Did you know bees can smell bombs? Or that it could soon be possible to fly from the US to Japan in 30 minutes? Would you like to know exactly how your Kindle works? How could a tree be related to a laptop? Did you know there is a handshake invented to combat Swine Flu? And is SMS more popular in Asia due to people having thinner fingers? Would you like to know how to build a well without going down a hole?
Sanjeev Sharma, a New York-based consultant and US citizen who moved from India in the 90′s, gives insights into all these questions in his book, 5 Core Methods of Innovation.
The book is a real treasure trove of facts, absolutely soaked in a Who’s Who of everyone in the world of innovation from Thomas Edison to Amazon to Steve Jobs, and outlines how they made it happen in a bitesize format, with examples of their best work, which is a great potted history for any reader, as we discover their business and design techniques that made their products and services household names. Also, we get a great case study of many dot.coms that made it big.
A fantastic study piece, Sharma lays out the principles of innovation and their related disciplines, such as Addition Framework (adding a feature for innovation, such as the frame to the lenses for glasses, an eraser to the end of a pencil), Subtraction Framework (streamlining features or taking them away) Disruptive Innovation (such as what the product cannot do) as well as talking about ergonomics and efficiency, which are cornerstones of the innovation principle in degree level education, and, more importantly, the pen-to-paper application of these principles, which is vastly welcome in this type of book, and over more, rare. The writer has obviously come across this oversight in other academic texts and thoughtfully given his student readers a real guide to getting on with it ‘on the ground’. I wish I had read this when studying for my degree in design in London!
Another great point for this book is the questions laid out for design success, such as, “Is the product a status symbol to own now?” or “What is the existing usable life of the product?” Seem like obvious questions, but as an innovation student will know, not asking yourself this type of thing before you start the design process often ends in one of the millions of rubbish products with no purpose that ends up being scrapped or land up in dollar stores with a huge loss of capital.
There is also an erudite and interesting section on business methodology, describing techniques used by successful companies to innovate businesses, which covers matrix organization and Six Sigma in a way that anyone can understand, including links to any relevant websites and information outside of the book itself, along with a steady description of nearly every social networking tool and device we use in business and leisure today, as well as giving first-hand insights into some of the fascinating gadgets being used in India today, and “fun stuff” like how to store ice without a freezer, how to light a fire without a match and build a well using simple techniques really gives the reader some food for thought for application in the modern world.
I especially devoured the sections of financial concepts such as reverse mortgage and trading because they are concepts that have evaded me up until now. I found them easy to follow and backed up with evidential storytelling to make the ideas stick.

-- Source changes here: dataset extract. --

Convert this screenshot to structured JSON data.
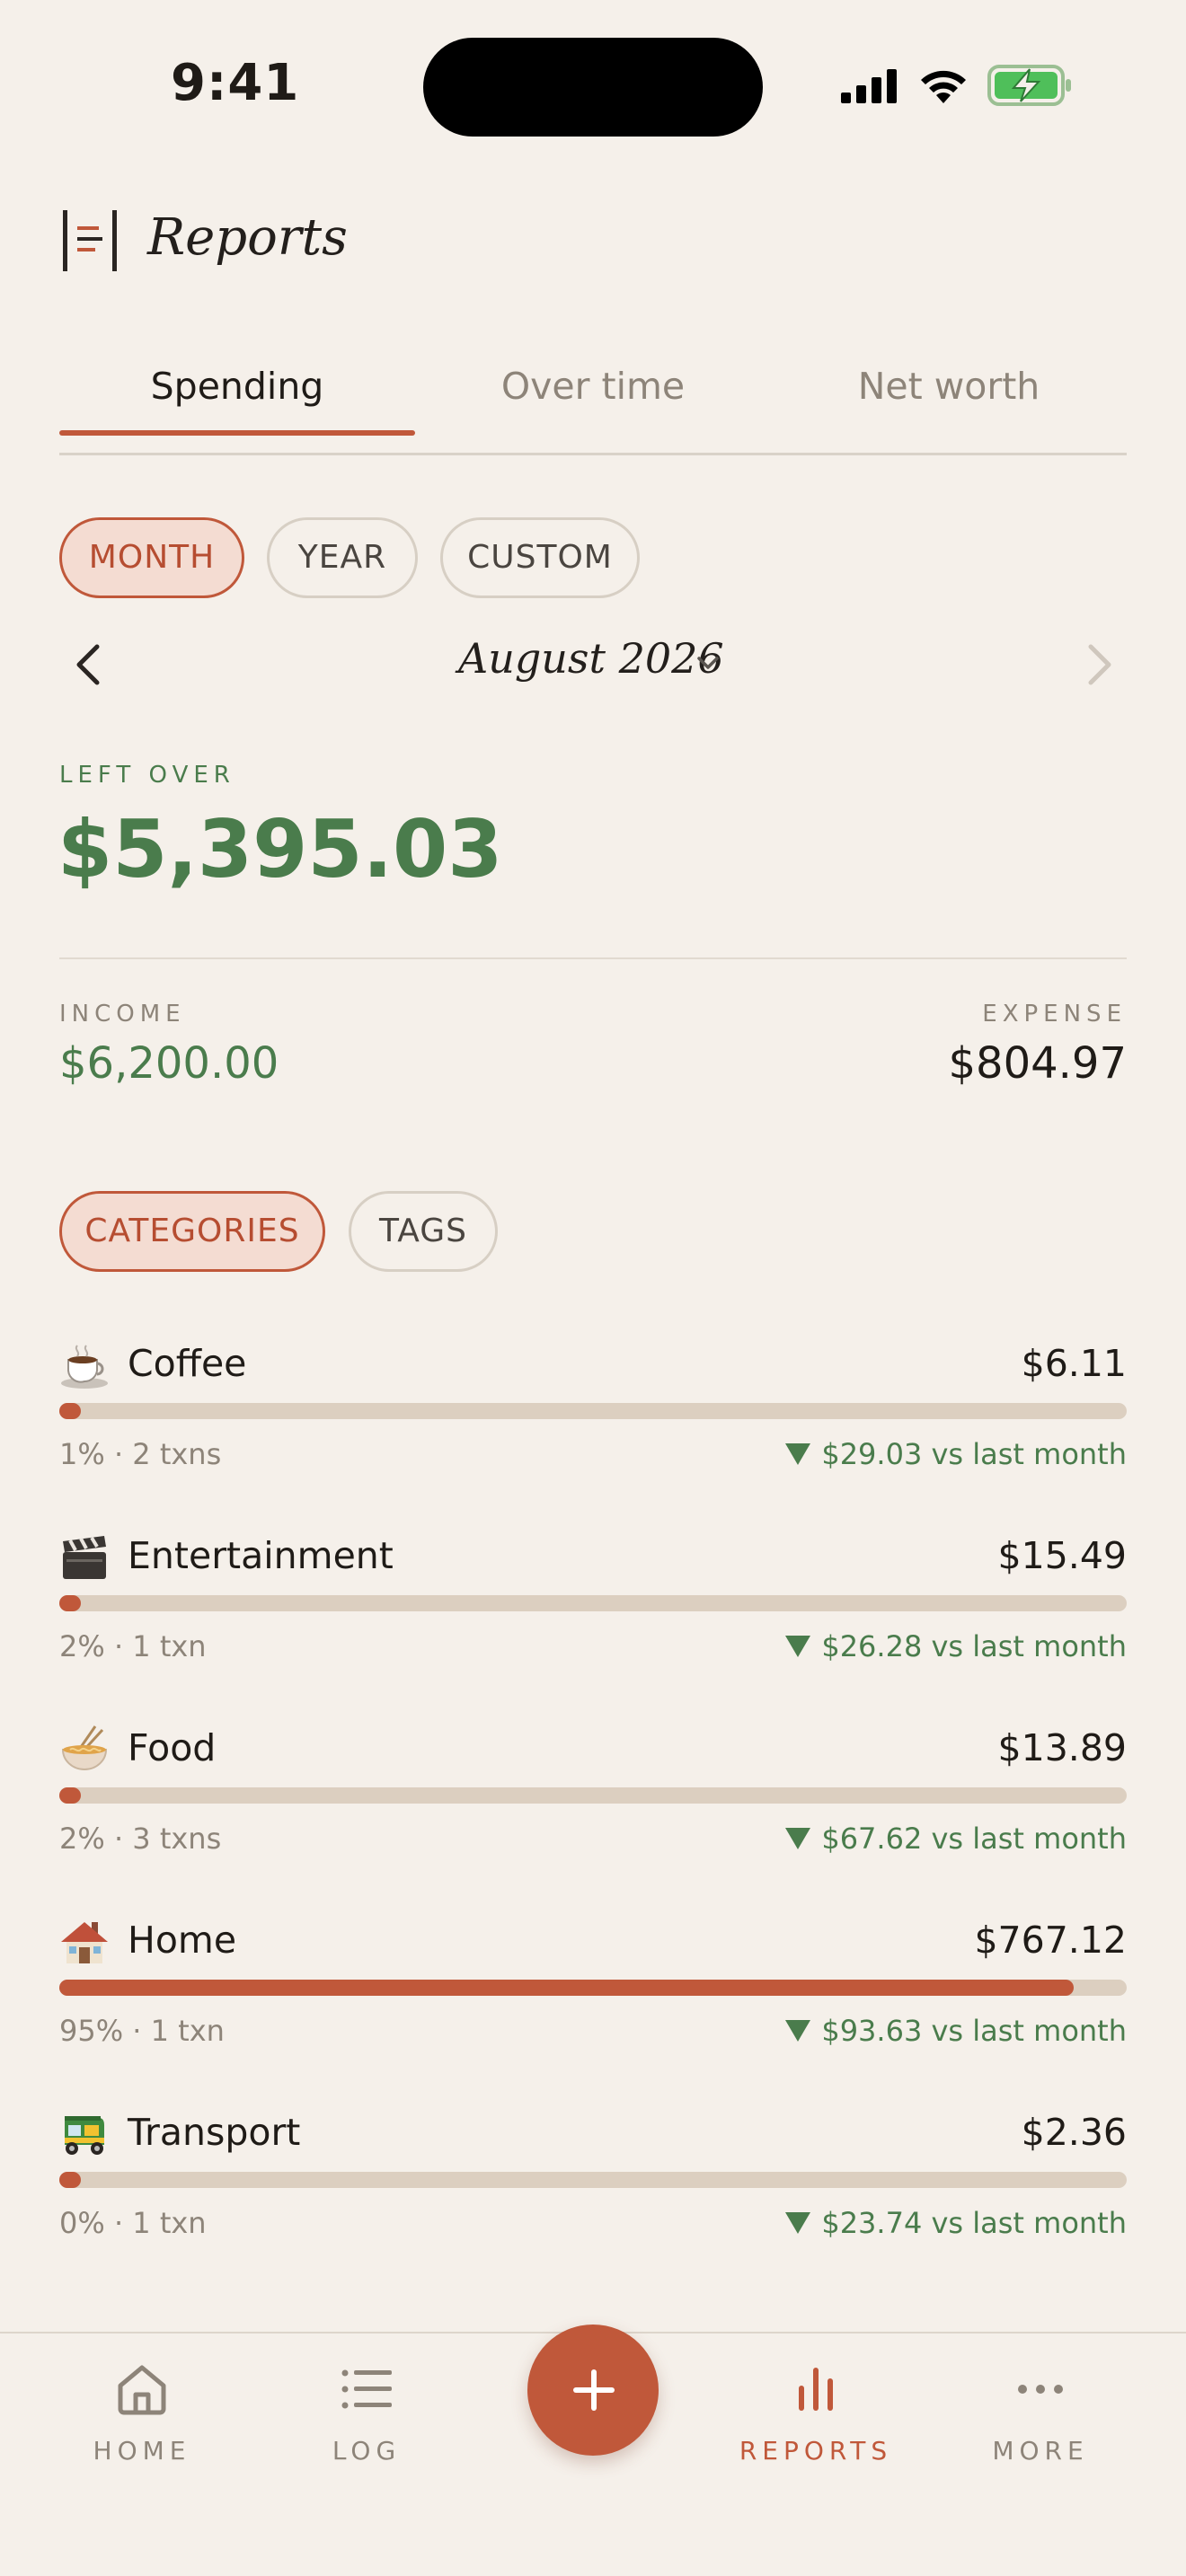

This book is written by someone highly knowledgeable in his field but it falls down on grammar and punctuation because it is clear the author is not first language English and has not had the book edited or proofread before publication, a problem for some of the heavier text, as well as the lack of consistent formatting for titles and sub-headings etc. The paperback version has been professionally edited and should be picked up by many academic libraries.
The photos could afford to be page size, as they do show fun ways to innovate, but are not very easy to see on a Kindle, but maybe this is down to delivery costs for the book: in which case I do not blame the author for keeping them small.
This book has, however, the potential to make it as part of tertiary education material as a solid introduction to innovation, and is also in my opinion, almost mandatory 101 reading for any company leader whose vision is to improve any part of their business model, with chapters on consumer psychology, culture and localization, vendor vs. consumer-centric models and profitability containing some real gems of knowledge that can be a great set of soundbites for any business related situation where knowing it all comes in handy.
I am glad I read this book and will be taking some of the knowledge forward in my everyday working life and also personal life in some areas. I feel enriched in many disciplines and able to apply the methods across the board. Recommended.
Purchase the book at Amazon